“One of the ways is to delay introducing jury courts in Chechnya,” Gazeta.ru added. A source in the republic told the website that no preparation is being conducted in Chechnya to establish jury courts.
Pavel Krasheninnikov, the head of the State Duma’s legislation committee, believes the parliament should “simply ratify” the 6th protocol of the European Convention on Human Rights. However, the ruling United Russia party has not yet developed a position on the issue, the website said. Another way may be amending the Criminal Code, Krasheninnikov added.
Anatoly Kucherena, a prominent lawyer and member of the Public Chamber, agrees that the ideal option would be to withdraw articles containing capital punishment from the Criminal Code. After the Constitutional Court’s decision, deputies of the State Duma should find the solution, he told Gazeta.ru.
The website, citing sources in the presidential administration, noted that the moratorium would not be lifted, and the head of state would stress this in his address to the parliament.
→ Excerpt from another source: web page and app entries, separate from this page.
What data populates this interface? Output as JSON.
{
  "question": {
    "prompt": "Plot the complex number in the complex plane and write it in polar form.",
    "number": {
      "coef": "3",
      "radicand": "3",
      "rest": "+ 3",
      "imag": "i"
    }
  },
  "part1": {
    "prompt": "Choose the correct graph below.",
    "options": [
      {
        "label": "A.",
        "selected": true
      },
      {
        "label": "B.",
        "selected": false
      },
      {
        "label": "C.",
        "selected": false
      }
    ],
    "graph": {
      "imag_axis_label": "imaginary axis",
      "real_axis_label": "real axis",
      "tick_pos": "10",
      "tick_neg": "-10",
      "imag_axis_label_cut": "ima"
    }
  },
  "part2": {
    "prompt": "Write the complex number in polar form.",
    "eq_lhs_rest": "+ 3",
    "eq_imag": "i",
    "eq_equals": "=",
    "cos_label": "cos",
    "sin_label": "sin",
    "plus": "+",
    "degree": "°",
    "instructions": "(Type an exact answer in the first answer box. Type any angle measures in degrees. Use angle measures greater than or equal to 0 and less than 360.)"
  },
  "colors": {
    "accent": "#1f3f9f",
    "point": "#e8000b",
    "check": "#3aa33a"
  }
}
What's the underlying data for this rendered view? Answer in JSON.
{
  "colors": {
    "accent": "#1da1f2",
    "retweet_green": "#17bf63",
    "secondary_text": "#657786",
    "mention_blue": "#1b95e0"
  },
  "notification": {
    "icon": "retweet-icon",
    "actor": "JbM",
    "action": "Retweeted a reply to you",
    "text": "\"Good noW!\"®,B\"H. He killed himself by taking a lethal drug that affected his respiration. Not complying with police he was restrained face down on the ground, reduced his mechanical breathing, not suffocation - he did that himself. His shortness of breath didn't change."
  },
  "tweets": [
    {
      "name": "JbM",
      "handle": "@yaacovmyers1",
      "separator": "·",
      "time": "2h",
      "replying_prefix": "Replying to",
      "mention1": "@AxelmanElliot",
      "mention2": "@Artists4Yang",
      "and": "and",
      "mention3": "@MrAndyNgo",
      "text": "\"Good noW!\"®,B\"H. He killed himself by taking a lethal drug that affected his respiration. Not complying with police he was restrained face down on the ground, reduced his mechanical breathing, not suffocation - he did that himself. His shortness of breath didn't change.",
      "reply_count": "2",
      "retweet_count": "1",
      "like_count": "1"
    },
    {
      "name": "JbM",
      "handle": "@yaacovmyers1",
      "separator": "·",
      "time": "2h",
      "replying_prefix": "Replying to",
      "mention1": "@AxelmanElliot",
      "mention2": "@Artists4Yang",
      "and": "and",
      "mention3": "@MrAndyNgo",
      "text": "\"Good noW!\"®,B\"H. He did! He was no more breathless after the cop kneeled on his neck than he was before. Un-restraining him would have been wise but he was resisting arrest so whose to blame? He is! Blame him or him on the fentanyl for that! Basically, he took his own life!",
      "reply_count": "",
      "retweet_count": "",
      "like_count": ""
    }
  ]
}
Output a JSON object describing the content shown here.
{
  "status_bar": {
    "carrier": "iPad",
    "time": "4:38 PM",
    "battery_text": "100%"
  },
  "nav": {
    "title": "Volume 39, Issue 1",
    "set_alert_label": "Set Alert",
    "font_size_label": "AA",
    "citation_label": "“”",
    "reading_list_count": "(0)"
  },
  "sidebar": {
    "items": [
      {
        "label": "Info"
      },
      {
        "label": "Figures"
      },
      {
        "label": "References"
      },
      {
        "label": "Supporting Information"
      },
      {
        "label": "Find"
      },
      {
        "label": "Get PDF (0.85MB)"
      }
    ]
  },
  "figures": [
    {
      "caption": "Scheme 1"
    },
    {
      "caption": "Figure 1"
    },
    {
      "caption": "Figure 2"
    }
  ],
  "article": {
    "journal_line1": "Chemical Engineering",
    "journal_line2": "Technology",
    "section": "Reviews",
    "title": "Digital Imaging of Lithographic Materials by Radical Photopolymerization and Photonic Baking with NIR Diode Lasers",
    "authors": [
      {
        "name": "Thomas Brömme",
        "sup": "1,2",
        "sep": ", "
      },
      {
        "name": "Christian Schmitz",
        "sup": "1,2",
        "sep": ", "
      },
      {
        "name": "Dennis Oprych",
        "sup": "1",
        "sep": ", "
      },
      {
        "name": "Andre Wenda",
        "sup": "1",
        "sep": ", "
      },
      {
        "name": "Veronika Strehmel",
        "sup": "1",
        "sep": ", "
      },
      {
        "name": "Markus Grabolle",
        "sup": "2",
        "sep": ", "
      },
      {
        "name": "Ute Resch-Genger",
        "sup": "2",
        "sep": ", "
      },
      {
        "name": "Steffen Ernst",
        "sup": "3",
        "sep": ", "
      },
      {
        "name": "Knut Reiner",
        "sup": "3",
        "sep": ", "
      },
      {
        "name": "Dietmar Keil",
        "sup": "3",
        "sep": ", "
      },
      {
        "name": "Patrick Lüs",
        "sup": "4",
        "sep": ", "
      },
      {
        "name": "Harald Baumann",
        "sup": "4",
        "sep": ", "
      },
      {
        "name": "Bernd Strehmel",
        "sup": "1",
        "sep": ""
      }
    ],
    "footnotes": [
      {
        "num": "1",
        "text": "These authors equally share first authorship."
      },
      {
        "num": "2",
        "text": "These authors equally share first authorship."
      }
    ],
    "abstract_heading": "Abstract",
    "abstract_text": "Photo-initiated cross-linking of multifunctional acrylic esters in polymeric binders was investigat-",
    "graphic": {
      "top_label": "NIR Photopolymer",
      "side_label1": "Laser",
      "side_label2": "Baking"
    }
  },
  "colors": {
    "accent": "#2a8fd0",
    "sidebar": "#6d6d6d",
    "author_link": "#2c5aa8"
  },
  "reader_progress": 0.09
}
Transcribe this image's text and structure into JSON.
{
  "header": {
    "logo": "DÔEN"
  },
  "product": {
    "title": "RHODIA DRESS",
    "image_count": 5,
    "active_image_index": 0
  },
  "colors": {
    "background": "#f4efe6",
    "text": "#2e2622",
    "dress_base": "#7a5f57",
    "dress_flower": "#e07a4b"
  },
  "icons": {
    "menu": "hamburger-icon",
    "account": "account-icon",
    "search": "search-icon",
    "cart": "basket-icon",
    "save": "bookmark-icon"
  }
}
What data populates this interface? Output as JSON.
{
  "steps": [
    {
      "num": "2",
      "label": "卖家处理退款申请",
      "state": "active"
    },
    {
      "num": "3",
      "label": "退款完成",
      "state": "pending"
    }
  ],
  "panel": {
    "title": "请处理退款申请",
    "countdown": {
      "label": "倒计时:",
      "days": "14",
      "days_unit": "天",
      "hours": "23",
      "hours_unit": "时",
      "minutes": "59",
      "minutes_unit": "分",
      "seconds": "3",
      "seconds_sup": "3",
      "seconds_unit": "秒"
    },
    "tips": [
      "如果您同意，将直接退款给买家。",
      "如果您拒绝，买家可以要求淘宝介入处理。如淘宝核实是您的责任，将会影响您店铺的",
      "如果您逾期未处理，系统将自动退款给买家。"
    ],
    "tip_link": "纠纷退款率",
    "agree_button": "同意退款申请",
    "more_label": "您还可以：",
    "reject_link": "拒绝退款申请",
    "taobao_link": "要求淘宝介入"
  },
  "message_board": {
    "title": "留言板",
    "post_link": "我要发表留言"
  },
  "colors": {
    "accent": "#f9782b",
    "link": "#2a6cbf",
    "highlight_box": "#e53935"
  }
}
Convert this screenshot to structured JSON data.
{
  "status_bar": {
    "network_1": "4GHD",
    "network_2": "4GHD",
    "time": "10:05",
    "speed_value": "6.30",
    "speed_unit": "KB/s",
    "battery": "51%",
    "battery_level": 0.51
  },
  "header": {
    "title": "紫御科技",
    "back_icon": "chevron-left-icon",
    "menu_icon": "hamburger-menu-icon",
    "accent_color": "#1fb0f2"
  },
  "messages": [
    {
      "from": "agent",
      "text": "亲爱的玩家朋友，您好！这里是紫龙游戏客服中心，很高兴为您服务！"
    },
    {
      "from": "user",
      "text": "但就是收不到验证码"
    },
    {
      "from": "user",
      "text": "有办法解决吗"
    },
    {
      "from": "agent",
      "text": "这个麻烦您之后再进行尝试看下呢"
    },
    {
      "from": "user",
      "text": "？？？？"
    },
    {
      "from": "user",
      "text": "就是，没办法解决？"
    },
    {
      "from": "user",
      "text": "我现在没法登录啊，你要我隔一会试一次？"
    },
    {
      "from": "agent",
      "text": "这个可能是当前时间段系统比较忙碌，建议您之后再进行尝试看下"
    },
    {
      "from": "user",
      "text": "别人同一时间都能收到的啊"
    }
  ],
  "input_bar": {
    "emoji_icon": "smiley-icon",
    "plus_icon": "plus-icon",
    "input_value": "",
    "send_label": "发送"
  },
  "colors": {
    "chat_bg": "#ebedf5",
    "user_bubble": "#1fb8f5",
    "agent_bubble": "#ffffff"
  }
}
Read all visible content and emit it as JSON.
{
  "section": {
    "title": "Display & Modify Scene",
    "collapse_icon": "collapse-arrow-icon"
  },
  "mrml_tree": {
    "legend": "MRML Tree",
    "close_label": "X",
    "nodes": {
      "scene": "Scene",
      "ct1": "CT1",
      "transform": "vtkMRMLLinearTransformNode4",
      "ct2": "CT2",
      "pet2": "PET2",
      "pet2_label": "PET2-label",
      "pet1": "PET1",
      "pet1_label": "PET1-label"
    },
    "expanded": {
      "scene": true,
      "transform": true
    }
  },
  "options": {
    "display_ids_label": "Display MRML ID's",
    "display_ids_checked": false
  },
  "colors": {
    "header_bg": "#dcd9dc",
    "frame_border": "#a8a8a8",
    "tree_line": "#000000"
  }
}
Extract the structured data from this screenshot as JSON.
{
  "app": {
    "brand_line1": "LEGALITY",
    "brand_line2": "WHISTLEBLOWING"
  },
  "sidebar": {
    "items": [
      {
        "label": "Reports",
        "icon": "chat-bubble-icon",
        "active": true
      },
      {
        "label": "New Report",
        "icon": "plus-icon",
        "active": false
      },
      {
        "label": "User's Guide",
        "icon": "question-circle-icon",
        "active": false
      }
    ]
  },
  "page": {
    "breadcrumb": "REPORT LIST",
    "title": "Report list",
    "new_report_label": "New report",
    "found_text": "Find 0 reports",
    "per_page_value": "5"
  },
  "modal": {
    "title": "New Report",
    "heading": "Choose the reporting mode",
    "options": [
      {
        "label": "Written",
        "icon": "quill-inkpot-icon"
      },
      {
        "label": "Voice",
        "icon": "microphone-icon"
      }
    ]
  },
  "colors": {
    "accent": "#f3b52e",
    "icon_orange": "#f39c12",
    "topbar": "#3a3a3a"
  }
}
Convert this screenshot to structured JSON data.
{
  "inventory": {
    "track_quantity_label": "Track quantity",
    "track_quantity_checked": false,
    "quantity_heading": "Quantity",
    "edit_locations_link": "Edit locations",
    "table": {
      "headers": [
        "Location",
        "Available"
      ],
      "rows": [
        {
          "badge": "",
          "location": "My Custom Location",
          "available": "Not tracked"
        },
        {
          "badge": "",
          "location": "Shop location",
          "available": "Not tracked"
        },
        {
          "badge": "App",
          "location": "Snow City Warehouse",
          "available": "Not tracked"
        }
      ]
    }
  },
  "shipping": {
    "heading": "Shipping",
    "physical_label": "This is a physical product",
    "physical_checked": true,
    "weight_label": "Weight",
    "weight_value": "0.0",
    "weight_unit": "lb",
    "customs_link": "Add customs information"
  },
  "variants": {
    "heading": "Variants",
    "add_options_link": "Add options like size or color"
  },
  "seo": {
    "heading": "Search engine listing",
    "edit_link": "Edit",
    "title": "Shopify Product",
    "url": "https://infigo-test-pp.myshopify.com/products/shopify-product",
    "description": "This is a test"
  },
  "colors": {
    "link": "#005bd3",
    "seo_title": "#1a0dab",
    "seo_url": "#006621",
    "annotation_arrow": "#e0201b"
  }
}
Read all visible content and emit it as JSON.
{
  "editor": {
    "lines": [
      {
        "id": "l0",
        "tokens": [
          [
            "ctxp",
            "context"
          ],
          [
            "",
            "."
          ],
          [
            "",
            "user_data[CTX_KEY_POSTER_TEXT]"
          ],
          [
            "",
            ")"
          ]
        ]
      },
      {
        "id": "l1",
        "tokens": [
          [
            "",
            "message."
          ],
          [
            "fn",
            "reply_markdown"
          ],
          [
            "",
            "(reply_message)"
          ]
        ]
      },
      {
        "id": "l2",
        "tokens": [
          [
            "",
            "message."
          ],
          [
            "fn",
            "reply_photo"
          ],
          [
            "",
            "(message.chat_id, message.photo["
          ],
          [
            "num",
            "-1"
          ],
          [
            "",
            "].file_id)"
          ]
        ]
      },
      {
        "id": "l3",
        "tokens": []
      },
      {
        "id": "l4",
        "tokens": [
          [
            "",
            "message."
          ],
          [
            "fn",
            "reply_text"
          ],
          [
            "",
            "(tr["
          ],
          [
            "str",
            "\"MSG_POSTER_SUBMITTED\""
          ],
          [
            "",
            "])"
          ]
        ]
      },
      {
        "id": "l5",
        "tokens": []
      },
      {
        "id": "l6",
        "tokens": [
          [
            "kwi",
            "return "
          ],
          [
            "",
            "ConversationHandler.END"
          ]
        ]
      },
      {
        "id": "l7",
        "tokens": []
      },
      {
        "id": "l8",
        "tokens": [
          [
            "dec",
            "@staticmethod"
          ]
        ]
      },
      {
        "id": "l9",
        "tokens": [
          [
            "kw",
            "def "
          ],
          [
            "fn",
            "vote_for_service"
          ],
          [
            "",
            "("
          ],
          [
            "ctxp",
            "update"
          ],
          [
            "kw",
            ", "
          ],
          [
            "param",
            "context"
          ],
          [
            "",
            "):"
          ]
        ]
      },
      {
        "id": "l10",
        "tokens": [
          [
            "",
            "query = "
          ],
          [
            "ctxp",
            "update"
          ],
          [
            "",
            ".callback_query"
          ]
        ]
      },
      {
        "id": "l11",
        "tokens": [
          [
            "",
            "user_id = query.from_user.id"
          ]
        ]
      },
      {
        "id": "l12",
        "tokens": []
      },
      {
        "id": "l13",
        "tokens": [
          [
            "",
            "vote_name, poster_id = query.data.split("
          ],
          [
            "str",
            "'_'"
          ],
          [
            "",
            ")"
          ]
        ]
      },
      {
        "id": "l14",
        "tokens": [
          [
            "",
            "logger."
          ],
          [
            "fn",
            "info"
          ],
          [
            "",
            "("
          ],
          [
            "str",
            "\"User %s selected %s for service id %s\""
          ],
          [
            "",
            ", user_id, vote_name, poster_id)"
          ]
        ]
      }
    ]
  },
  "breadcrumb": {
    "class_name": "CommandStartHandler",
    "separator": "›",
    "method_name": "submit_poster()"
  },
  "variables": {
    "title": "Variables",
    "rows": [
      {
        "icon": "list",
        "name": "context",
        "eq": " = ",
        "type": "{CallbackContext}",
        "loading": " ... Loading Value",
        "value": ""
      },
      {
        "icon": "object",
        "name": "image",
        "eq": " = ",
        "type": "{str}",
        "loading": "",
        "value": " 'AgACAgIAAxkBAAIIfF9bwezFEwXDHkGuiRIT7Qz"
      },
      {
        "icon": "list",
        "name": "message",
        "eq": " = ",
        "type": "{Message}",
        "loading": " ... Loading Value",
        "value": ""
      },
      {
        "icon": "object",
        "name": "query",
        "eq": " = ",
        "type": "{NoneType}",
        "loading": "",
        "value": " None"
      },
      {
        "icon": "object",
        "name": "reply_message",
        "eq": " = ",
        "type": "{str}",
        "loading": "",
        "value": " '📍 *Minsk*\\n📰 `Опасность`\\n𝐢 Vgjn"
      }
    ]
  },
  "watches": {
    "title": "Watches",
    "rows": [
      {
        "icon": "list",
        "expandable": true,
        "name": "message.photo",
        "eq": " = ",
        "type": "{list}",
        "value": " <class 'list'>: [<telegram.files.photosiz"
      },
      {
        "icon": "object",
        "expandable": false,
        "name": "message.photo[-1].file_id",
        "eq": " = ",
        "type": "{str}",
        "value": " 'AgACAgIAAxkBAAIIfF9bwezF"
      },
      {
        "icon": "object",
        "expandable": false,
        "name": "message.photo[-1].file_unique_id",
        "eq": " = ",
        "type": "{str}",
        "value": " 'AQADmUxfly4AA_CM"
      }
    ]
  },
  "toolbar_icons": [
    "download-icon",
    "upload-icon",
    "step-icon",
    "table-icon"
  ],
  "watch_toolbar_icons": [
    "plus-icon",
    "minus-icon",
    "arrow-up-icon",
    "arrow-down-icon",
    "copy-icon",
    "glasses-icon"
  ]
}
Novaya Gazeta daily also said that “leaks from the Kremlin show that the president, in his coming address to the Federal Assembly due in November, is likely to make ‘a European choice’.” He might declare the introduction of “a judicial moratorium this time, or will demand that the State Duma ratify the 6th protocol,” the paper said. However, it predicts that the possible solution may provoke new discussion in society.
There are supporters of death penalty among Russian politicians. Expert magazine quoted vice speaker of the State Duma Lyubov Sliska as saying: “We have grounds to hope that capital punishment as a means stipulated by the Criminal Code will be used again.”
At the same time, many other politicians are opposing capital punishment. The head of the Liberal Democratic Party, Vladimir Zhirinovsky, described it as “a dangerous thing,” Expert said.
Chechen President Ramzan Kadyrov, in his turn, does not believe in its effectiveness. The media quote him as saying that capital punishment is applied in the USA, China and several other countries.”
“Does this have any influence on the level of crime there?” Kadyrov asked.
A Duma deputy from the Fair Russia party, Tatyana Moskalkova, stressed that only a few US states use the death penalty. She believes that “empirical experience rather than emotions” should prevail while discussing this issue.
Lifting the moratorium would be “a wrong decision,” she told Rosbalt news agency. “We have just changed our attitudes and assumed the civilized way of solving problems, and to introduce the death penalty again would be illogical,” she said. “A life sentence as an alternative to capital punishment is more civilized and seems to be appropriate even for serious crimes,” she added.
The chairman of the Federation Council’s committee on foreign relations, Mikhail Margelov, described the request of the Supreme Court as “natural.”
“So far we are in limbo, because the present moratorium is valid until the introduction of jury court all over the country,” he was quoted by RBC.ru website as saying.
“The moment of truth” is coming, Margelov said. The question is “whether the institution of capital punishment, doubtful from the point of view of the influence on the criminal world, or a political will is to be exerted to replace a temporary ban by a complete abolition,” he said.
He added that Russia, in signing the 6th protocol, made a voluntary commitment 13 years ago while joining the Council of Europe. “Today Russia is the only member state of this organization that has not ratified this commitment, which is fundamental according to European criteria,” he said.
Margelov said that the majority of citizens believe that “banning the death penalty leads to an increase of serious crimes.” However, the experience of the most countries where capital punishment has not been used for many years “does not confirm this opinion,” he said.
“Everywhere the death penalty was abandoned against the will of the majority, and spontaneous will was opposed by the will of political elite and the authorities to a rational modernization,” he said.
Sergey Borisov, RT